THE DATA Block Start

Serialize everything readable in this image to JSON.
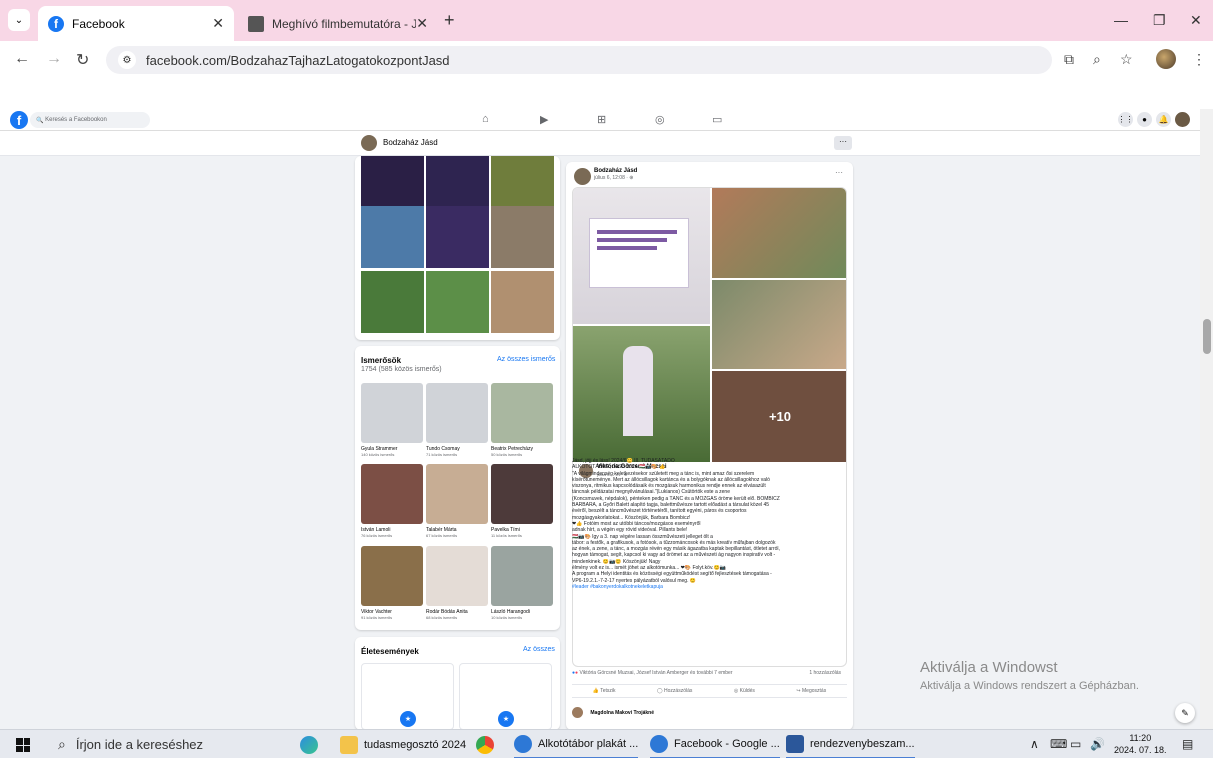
{
  "browser": {
    "tabs": [
      {
        "title": "Facebook",
        "active": true
      },
      {
        "title": "Meghívó filmbemutatóra - Jásd",
        "active": false
      }
    ],
    "url": "facebook.com/BodzahazTajhazLatogatokozpontJasd"
  },
  "fb": {
    "search_placeholder": "Keresés a Facebookon",
    "page_name": "Bodzaház Jásd",
    "more": "···"
  },
  "friends": {
    "title": "Ismerősök",
    "count": "1754 (585 közös ismerős)",
    "all_link": "Az összes ismerős",
    "items": [
      {
        "name": "Gyula Strammer",
        "mutual": "140 közös ismerős",
        "color": "#d0d3d8"
      },
      {
        "name": "Tundo Csomay",
        "mutual": "71 közös ismerős",
        "color": "#d0d3d8"
      },
      {
        "name": "Beatrix Petrecházy",
        "mutual": "50 közös ismerős",
        "color": "#a9b7a0"
      },
      {
        "name": "István Lamoli",
        "mutual": "76 közös ismerős",
        "color": "#7c4f45"
      },
      {
        "name": "Talabér Márta",
        "mutual": "67 közös ismerős",
        "color": "#c7ad94"
      },
      {
        "name": "Pavelka Tími",
        "mutual": "11 közös ismerős",
        "color": "#4d3a3a"
      },
      {
        "name": "Viktor Vachter",
        "mutual": "91 közös ismerős",
        "color": "#8a6f4a"
      },
      {
        "name": "Rodár Bódás Anita",
        "mutual": "68 közös ismerős",
        "color": "#e4dcd6"
      },
      {
        "name": "László Harangodi",
        "mutual": "10 közös ismerős",
        "color": "#9aa4a0"
      }
    ]
  },
  "life_events": {
    "title": "Életesemények",
    "all_link": "Az összes"
  },
  "post": {
    "author": "Bodzaház Jásd",
    "date": "július 6, 12:08 · ⊕",
    "plus_more": "+10",
    "shared_author": "Viktória Görcsné Muzsai",
    "shared_date": "július 6., 7:21 · ⊕",
    "text_lines": [
      "Jásd, jöjj és láss! 2024/6😊                                III. TUDÁSÁTADÓ",
      "ALKOTÓTÁBOR, JÁSD 2024                                  🇭🇺📷🎨 👍",
      "\"A világmindenség keletkezésekor született meg a tánc is, mint amaz ősi szerelem",
      "kísérőtüneménye. Mert az állócsillagok kartánca és a bolygóknak az állócsillagokhoz való",
      "viszonya, ritmikus kapcsolódásaik és mozgásuk harmonikus rendje ennek az elvásazült",
      "táncnak példázatai megnyilvánulásai.\"(Lukianos)                     Csütörtök este a zene",
      "(Koncsmuvek, népdalok), pénteken pedig  a TÁNC és a MOZGÁS öröme került elő. BOMBICZ",
      "BARBARA,  a Győri Balett alapító tagja, balettművésze tartott előadást a társulat közel 45",
      "évéről, beszélt a táncművészet történetéről, tanított egyéni, páros és csoportos",
      "mozgásgyakorlatokat...                                  Köszönjük, Barbara Bombicz!",
      "❤👍                        Fotóim  most az utóbbi táncos/mozgásos eseményről",
      "adnak hírt, a végén egy rövid videóval.                          Pillants bele!",
      "🇭🇺📷🎨                          Így a 3. nap végére lassan  összművészeti jelleget ölt a",
      "tábor: a festők, a grafikusok, a fotósok, a tűzzománcosok és más kreatív műfajban dolgozók",
      "az ének,  a zene, a tánc, a mozgás révén egy másik ágazatba kaptak bepillantást, ötletet arról,",
      "hogyan támogat, segít, kapcsol ki vagy ad örömet az a művészeti ág  nagyon inspiratív volt -",
      "mindenkinek.                        😊📷😊                          Köszönjük!  Nagy",
      "élmény volt ez is... ismét jöhet az alkotómunka... ❤🎨                        Folyt.köv.😊📷",
      "A program a Helyi identitás és közösségi együttműködést segítő fejlesztések támogatása -",
      "VP6-19.2.1.-7-2-17 nyertes pályázatból valósul meg. 😊",
      "#leader #bakonyerdokalkotnekeletkapuja"
    ],
    "reactions": "Viktória Görcsné Muzsai, József István Amberger és további 7 ember",
    "shares": "1 hozzászólás",
    "actions": [
      "Tetszik",
      "Hozzászólás",
      "Küldés",
      "Megosztás"
    ],
    "comment_author": "Magdolna Makovi Trojákné"
  },
  "watermark": {
    "line1": "Aktiválja a Windowst",
    "line2": "Aktiválja a Windows rendszert a Gépházban."
  },
  "taskbar": {
    "search": "Írjon ide a kereséshez",
    "apps": [
      {
        "label": "tudasmegosztó 2024"
      },
      {
        "label": "Alkotótábor plakát ..."
      },
      {
        "label": "Facebook - Google ..."
      },
      {
        "label": "rendezvenybeszam..."
      }
    ],
    "time": "11:20",
    "date": "2024. 07. 18."
  }
}
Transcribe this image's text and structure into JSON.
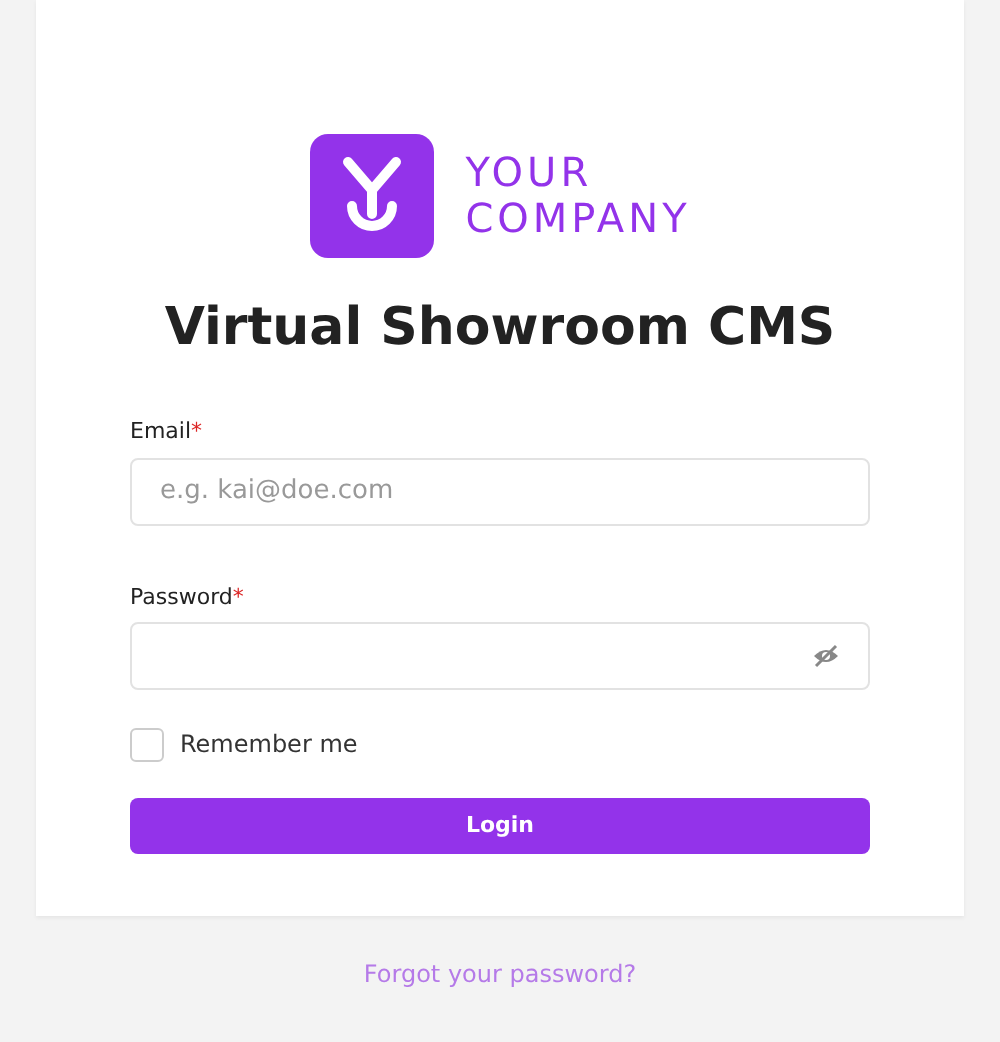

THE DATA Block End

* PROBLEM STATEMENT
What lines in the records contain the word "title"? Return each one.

* REPLY TO THE TASK
        "title": "Facebook",
        "title": "Meghívó filmbemutatóra - Jásd",
    "title": "Ismerősök",
    "title": "Életesemények",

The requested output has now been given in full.